Bigfork cafe focuses on organic and vegan food
The Power Protein Salad with mixed greens, crispy tofu, puffed quinoa, seasonal vegetables and avocado vinaigrette at Max's in Bigfork on Saturday, July 8. (Casey Kreider/Daily Inter Lake)
| July 12, 2023 12:00 AM
With a commitment to sustainability and wellness, Max’s in Bigfork sets the stage for a plant based culinary experience that aims to nourish the community of the Flathead Valley.
But when Jenny and Chris Evans first opened Max’s in 2019, they never foresaw the transition into a full-scale cafe. For a year, the 800-square-foot building was a market, home to fresh produce, coffee, and artisan gifts and goods.
Jenny laughed that this is version five of Max’s, which was formerly known as Max’s Market.
“Quickly after opening, we recognized the need for people to be able to nourish themselves with prepared food because that was lacking in the community,” she said. “A lot of people don't have time to buy beautiful organic produce and then take it home and prepare it. So about a year later, we started doing grab and go and a lot of catering for families.”
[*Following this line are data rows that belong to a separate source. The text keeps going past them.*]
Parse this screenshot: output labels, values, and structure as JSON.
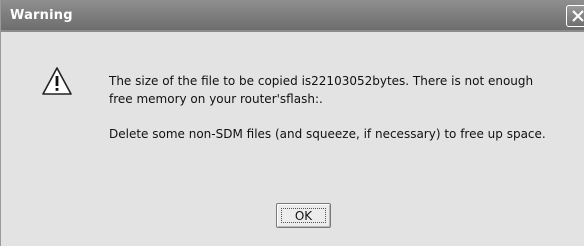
{
  "dialog": {
    "title": "Warning",
    "icon": "warning-triangle-icon",
    "message_line1": "The size of the file to be copied is22103052bytes. There is not enough",
    "message_line2": "free memory on your router'sflash:.",
    "message_line3": "Delete some non-SDM files (and squeeze, if necessary) to free up space.",
    "ok_label": "OK",
    "close_icon": "close-icon"
  },
  "colors": {
    "titlebar": "#7f7f7f",
    "body": "#e3e3e3",
    "title_text": "#ffffff"
  }
}
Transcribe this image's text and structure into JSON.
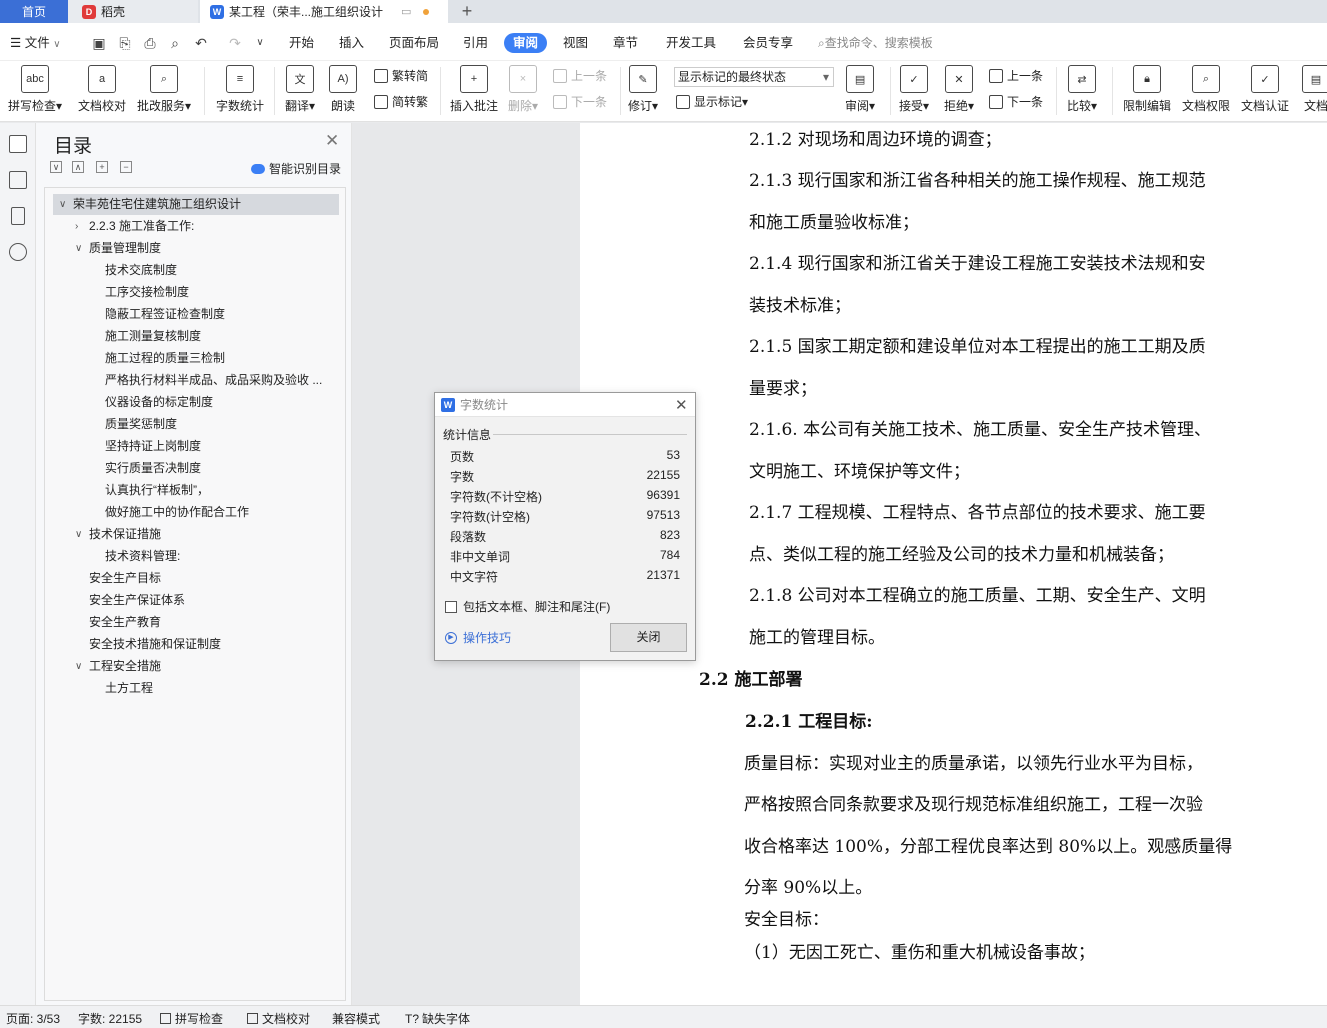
{
  "tabs": {
    "home": "首页",
    "daoke": "稻壳",
    "doc": "某工程（荣丰...施工组织设计"
  },
  "menu": {
    "file": "文件",
    "items": [
      "开始",
      "插入",
      "页面布局",
      "引用",
      "审阅",
      "视图",
      "章节",
      "开发工具",
      "会员专享"
    ],
    "active": "审阅",
    "search_placeholder": "查找命令、搜索模板"
  },
  "ribbon": {
    "spell": "拼写检查",
    "proof": "文档校对",
    "batch": "批改服务",
    "wordcount": "字数统计",
    "translate": "翻译",
    "read": "朗读",
    "to_trad": "繁转简",
    "to_simp": "简转繁",
    "insert_comment": "插入批注",
    "delete": "删除",
    "prev": "上一条",
    "next": "下一条",
    "revise": "修订",
    "markup_state": "显示标记的最终状态",
    "show_markup": "显示标记",
    "review": "审阅",
    "accept": "接受",
    "reject": "拒绝",
    "prev2": "上一条",
    "next2": "下一条",
    "compare": "比较",
    "restrict": "限制编辑",
    "permission": "文档权限",
    "certify": "文档认证",
    "more": "文档"
  },
  "toc": {
    "title": "目录",
    "smart": "智能识别目录",
    "items": [
      {
        "label": "荣丰苑住宅住建筑施工组织设计",
        "indent": 0,
        "arrow": "down",
        "selected": true
      },
      {
        "label": "2.2.3 施工准备工作:",
        "indent": 1,
        "arrow": "right"
      },
      {
        "label": "质量管理制度",
        "indent": 1,
        "arrow": "down"
      },
      {
        "label": "技术交底制度",
        "indent": 2
      },
      {
        "label": "工序交接检制度",
        "indent": 2
      },
      {
        "label": "隐蔽工程签证检查制度",
        "indent": 2
      },
      {
        "label": "施工测量复核制度",
        "indent": 2
      },
      {
        "label": "施工过程的质量三检制",
        "indent": 2
      },
      {
        "label": "严格执行材料半成品、成品采购及验收 ...",
        "indent": 2
      },
      {
        "label": "仪器设备的标定制度",
        "indent": 2
      },
      {
        "label": "质量奖惩制度",
        "indent": 2
      },
      {
        "label": "坚持持证上岗制度",
        "indent": 2
      },
      {
        "label": "实行质量否决制度",
        "indent": 2
      },
      {
        "label": "认真执行“样板制”，",
        "indent": 2
      },
      {
        "label": "做好施工中的协作配合工作",
        "indent": 2
      },
      {
        "label": "技术保证措施",
        "indent": 1,
        "arrow": "down"
      },
      {
        "label": "技术资料管理:",
        "indent": 2
      },
      {
        "label": "安全生产目标",
        "indent": 1
      },
      {
        "label": "安全生产保证体系",
        "indent": 1
      },
      {
        "label": "安全生产教育",
        "indent": 1
      },
      {
        "label": "安全技术措施和保证制度",
        "indent": 1
      },
      {
        "label": "工程安全措施",
        "indent": 1,
        "arrow": "down"
      },
      {
        "label": "土方工程",
        "indent": 2
      }
    ]
  },
  "document": {
    "lines": [
      "2.1.2 对现场和周边环境的调查；",
      "2.1.3 现行国家和浙江省各种相关的施工操作规程、施工规范",
      "和施工质量验收标准；",
      "2.1.4 现行国家和浙江省关于建设工程施工安装技术法规和安",
      "装技术标准；",
      "2.1.5 国家工期定额和建设单位对本工程提出的施工工期及质",
      "量要求；",
      "2.1.6. 本公司有关施工技术、施工质量、安全生产技术管理、",
      "文明施工、环境保护等文件；",
      "2.1.7 工程规模、工程特点、各节点部位的技术要求、施工要",
      "点、类似工程的施工经验及公司的技术力量和机械装备；",
      "2.1.8 公司对本工程确立的施工质量、工期、安全生产、文明",
      "施工的管理目标。",
      "2.2 施工部署",
      "2.2.1 工程目标:",
      "质量目标：实现对业主的质量承诺，以领先行业水平为目标，",
      "严格按照合同条款要求及现行规范标准组织施工，工程一次验",
      "收合格率达 100%，分部工程优良率达到 80%以上。观感质量得",
      "分率 90%以上。",
      "安全目标：",
      "（1）无因工死亡、重伤和重大机械设备事故；"
    ]
  },
  "dialog": {
    "title": "字数统计",
    "section": "统计信息",
    "stats": [
      {
        "k": "页数",
        "v": "53"
      },
      {
        "k": "字数",
        "v": "22155"
      },
      {
        "k": "字符数(不计空格)",
        "v": "96391"
      },
      {
        "k": "字符数(计空格)",
        "v": "97513"
      },
      {
        "k": "段落数",
        "v": "823"
      },
      {
        "k": "非中文单词",
        "v": "784"
      },
      {
        "k": "中文字符",
        "v": "21371"
      }
    ],
    "include_label": "包括文本框、脚注和尾注(F)",
    "tips": "操作技巧",
    "close": "关闭"
  },
  "status": {
    "page": "页面: 3/53",
    "words": "字数: 22155",
    "spell": "拼写检查",
    "proof": "文档校对",
    "compat": "兼容模式",
    "missing_font": "缺失字体"
  }
}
Last winter, Jenny and Chris temporarily closed Max’s to re-envision the space and how it could further nourish their community. The couple made the decision to zero in on their offerings of prepared food and hire their first full-time chef Noah Koehn.
Koehn explained his background in the culinary arts.
“I started washing dishes when I was 14 and I've been in restaurants ever since,” Koehn. “What I love about cooking is that you never stop learning and I love the buzz of restaurants.
After working in an upscale farm to table restaurant in Grand Junction, Koehn realized his passion for providing people with locally-sourced meals. Koehn says he constantly improves his skills through podcasts, books, and videos and one of his favorite chefs is Chef Jacob Burton.
“I was not plant based before coming here, so writing a plant based menu was a challenge, but I had a lot of help from [Jenny’s] chef friends. But this version of the menu is mine. On this menu you'll see, for example, the grilled cheese or the Reuben, and these are things that people recognize. We do them well to show people that it's possible to have good food that is plant based and organic.”
For Jenny, plant-based is a lifestyle and nourishment is about more than just food. It includes every aspect of life from physical health to emotional and spiritual wellbeing.
“When you say ‘nourish’ people only think about food,” said Jenny. “But for us personally, nourishment means that you're in balance with yourself and other people and the earth and all living things and that your energies are in alignment. It's great to be able to have organic produce available, but that's only one stage.”
On the other stage, the Evans have created an environment for community where local musicians and artists can play and display their goods, as well as providing physically nourishing foods through local farmers. Local growers include Ferguson Farm, The North Shore Farm, Lower Valley Farm, Roving Ram Farm, Moss Farm, Clark Fork Organics, County Rail Farm, Five Fox Farm, Glacier Tilth Farm, Timeless Seeds, B & R Bakery, Wicked Good Farm, Two Bear Farm and more.
“Noah and his partner, Ashlyn, go to North Shore Farm on Tuesdays and get our produce directly from them,” Jenny explained. “We also have a distributor that only distributes from farms in the valley, so the farmers grow it and we put it in our prepared food. It's such a beautiful way to keep dollars local.”
Everything on the menu at Max’s is organic, and besides the tofu and tempeh, everything is locally sourced. From the power protein salad to the lumberjack wrap, every bite supports local growers and customers' health.
“The main focus of this menu that Noah wrote is a lot like seasonal vegetables, so there's a lot of flexibility for us to support local farms for as long as possible,” said Jenny. “And then we'll reassess each season for what happens on the menu.”
Occasionally, Max’s hosts a seasonal dining experience that features a five course meal that is paired with wine, each with a different theme. Max’s also offers local drinks from kombucha to cider and can concoct mocktails with herbs from their garden.
In dishes that include bread, Koehn uses locally baked sour wheat. Croutons for salads are also made from this bread, as the Evans are firm about their zero-waste policy and even use a French preservation method known as confit to store unused foods for long periods of time.
“There’s so many things you can do with what some people consider ‘bad food’. For example, last week I said to Noah, ‘Let’s cut the tops of these carrots and make carrot top pesto,’” said Jenny.
Koehn said his culinary influences come from Modern American restaurants which “draw inspiration from everywhere” though he also loves the Italian way of cooking.
“I get the best possible ingredients and try to highlight them. For example, the Panzanella salad has four or five ingredients but they’re really quality ingredients and we let them shine,” said Koehn.
Max’s is located at 125 Village Lane in Bigfork and is open Wednesday through Sunday. Max’s can be reached by phone 406-407-1886 or on Instagram @maxsmarketmt.
Reporter Summer Zalesky may be reached at email@example.com.